The mitogen-activated protein kinases (MAPKs) extracellular signal-regulated protein kinase (ERK)1 and ERK2, involved in regulating cell growth and differentiation, are constitutively active in A375 and WM239 human melanoma cells. Using PD098059, an inhibitor of MAPK kinase (MEK), we investigated the role of persistently activated ERK1/2 in cell growth. The inhibition of MAPK activity induced a dose-dependent growth arrest in G0/G1 phase. Correspondingly, we observed the up-regulation of the cyclin-dependent kinase (Cdk) inhibitor p27/Kip1 and hypophosphorylation of the retinoblastoma protein. Further studies showed that PD098059 treatment significantly decreased Cdk2 kinase activity, most probably owing to an augmented level of p27/Kip1 associated with cyclin E–Cdk2 complexes. The accumulation of p27/Kip1 protein in A375 cells was attributed to its increased stability. Our findings suggest that constitutively active ERK1/2 kinases contribute to the growth of melanoma cells by negative regulation of the p27/Kip1 inhibitor.

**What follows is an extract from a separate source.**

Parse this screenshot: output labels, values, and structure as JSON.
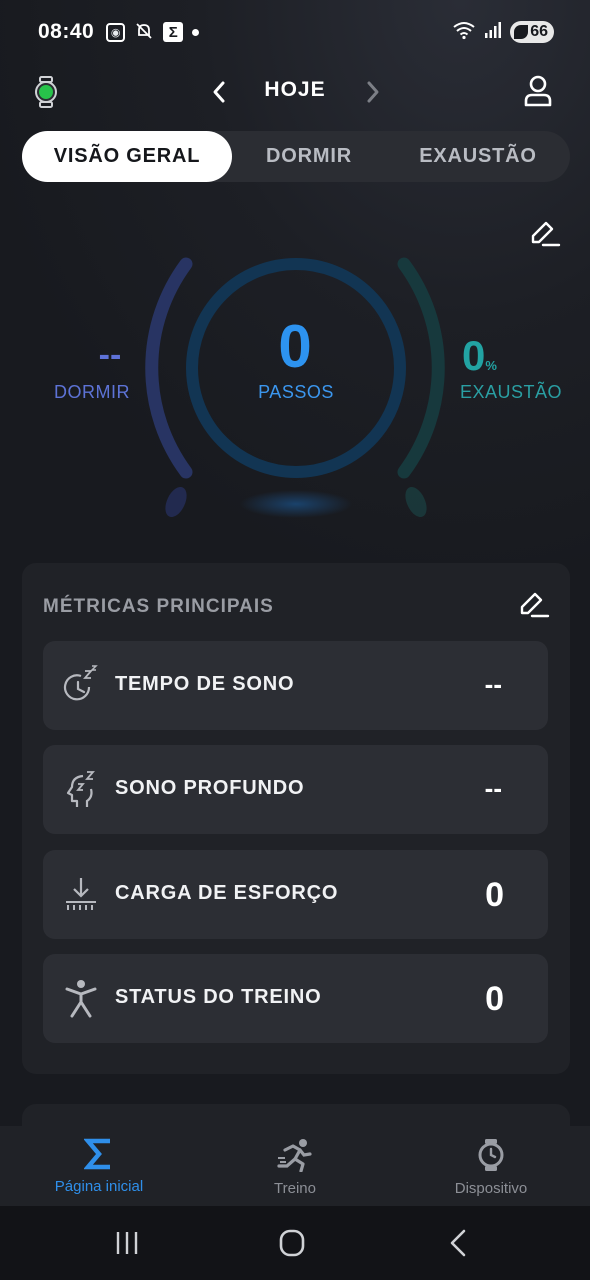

Abbreviations used: Cdk, cyclin-dependent kinase; ERK, extracellular signal-regulated protein kinase; GAPDH, glyceraldehyde-3-phosphate dehydrogenase; MAPK, mitogen-activated protein kinase; MEK, MAPK kinase (MAP kinase/ERK kinase); pRb, retinoblastoma protein.